#### Directions for this task:
Only the number is wanted: how many lines in the data contain "from"?
————
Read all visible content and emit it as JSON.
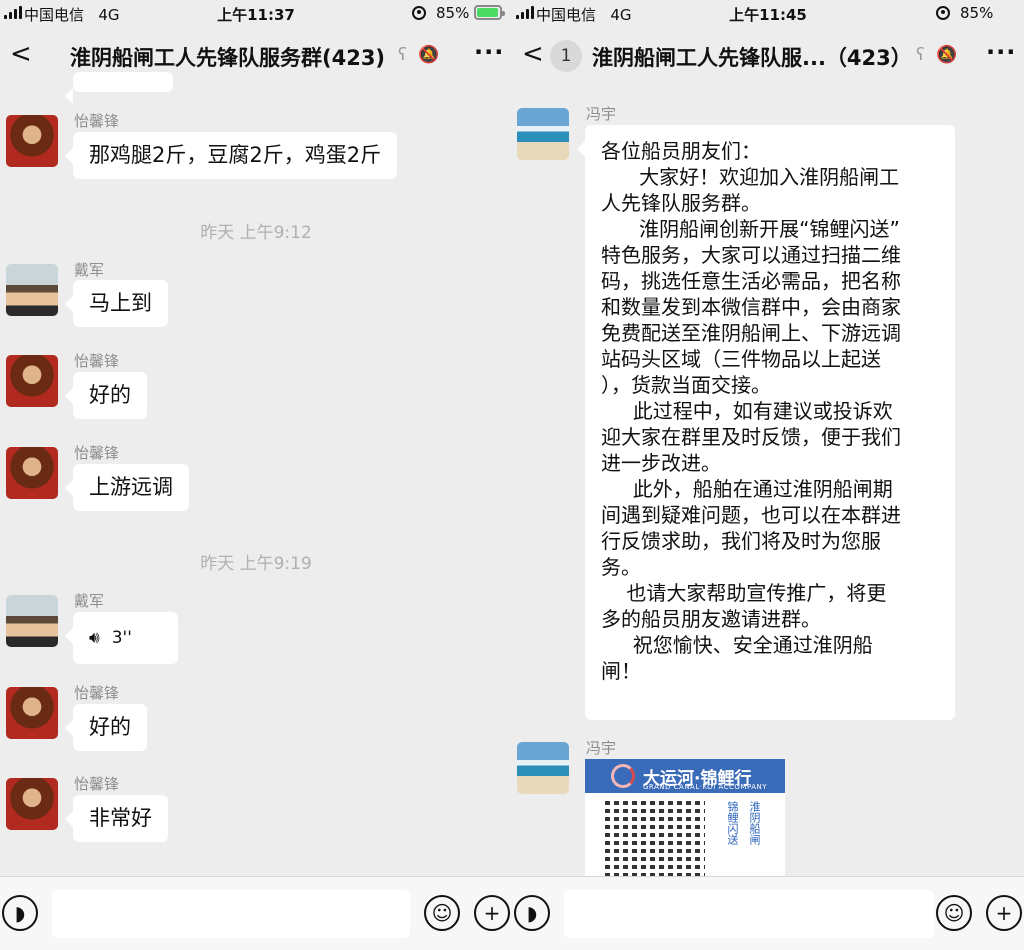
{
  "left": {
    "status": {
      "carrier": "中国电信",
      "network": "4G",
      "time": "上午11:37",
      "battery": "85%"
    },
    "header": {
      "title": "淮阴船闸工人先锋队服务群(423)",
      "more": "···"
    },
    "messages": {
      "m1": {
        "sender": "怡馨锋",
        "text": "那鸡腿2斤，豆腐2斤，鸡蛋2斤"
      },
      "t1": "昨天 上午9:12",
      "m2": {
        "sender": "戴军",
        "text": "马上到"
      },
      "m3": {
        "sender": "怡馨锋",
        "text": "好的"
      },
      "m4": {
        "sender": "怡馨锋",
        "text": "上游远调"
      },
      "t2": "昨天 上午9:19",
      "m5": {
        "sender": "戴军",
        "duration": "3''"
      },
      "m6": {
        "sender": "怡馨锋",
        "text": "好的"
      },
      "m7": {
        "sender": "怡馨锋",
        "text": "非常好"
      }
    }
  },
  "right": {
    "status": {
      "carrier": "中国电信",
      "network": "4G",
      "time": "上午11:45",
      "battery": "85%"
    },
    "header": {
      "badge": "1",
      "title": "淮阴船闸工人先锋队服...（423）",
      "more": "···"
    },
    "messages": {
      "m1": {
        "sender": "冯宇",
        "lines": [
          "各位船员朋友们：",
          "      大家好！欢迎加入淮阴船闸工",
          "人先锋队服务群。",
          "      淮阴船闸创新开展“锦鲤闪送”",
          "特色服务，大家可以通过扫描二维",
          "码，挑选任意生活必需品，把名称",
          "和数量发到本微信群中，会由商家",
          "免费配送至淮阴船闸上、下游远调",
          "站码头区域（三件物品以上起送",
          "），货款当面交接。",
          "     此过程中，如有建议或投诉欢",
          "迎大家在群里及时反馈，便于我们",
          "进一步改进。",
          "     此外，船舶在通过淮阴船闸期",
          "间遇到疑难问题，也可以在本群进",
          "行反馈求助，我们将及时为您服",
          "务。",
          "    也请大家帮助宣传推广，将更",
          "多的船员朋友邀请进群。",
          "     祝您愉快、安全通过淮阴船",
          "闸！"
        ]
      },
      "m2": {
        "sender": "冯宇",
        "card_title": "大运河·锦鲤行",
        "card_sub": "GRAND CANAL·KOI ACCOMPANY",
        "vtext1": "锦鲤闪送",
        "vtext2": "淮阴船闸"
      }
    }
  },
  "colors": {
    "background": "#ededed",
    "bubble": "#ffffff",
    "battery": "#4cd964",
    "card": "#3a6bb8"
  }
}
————
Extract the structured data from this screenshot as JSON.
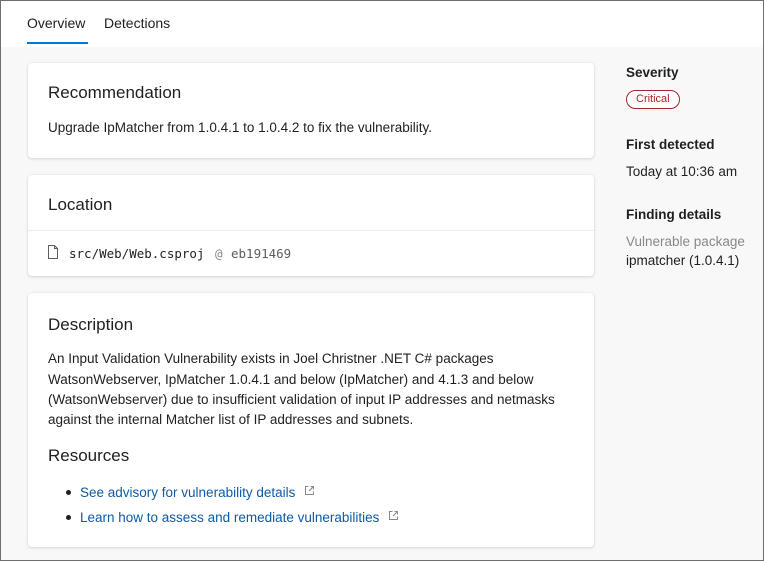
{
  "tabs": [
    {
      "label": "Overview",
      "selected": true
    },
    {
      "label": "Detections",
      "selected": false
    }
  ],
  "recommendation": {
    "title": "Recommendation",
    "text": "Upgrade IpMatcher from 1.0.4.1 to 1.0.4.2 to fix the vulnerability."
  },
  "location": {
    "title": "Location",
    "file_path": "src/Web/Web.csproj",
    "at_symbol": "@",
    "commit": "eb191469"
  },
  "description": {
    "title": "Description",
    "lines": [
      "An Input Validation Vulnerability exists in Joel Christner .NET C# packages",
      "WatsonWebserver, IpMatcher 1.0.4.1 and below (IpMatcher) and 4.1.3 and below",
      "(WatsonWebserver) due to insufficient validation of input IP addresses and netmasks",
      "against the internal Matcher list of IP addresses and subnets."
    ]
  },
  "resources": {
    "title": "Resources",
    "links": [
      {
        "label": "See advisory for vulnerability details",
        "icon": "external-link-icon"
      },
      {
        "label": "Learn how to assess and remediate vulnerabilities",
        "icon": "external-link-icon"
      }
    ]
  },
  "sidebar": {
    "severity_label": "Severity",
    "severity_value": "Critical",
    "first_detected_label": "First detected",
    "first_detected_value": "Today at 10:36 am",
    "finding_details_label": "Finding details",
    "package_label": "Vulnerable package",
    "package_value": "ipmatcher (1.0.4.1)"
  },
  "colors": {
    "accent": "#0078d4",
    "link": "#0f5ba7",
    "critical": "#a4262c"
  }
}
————
#### Result below:
2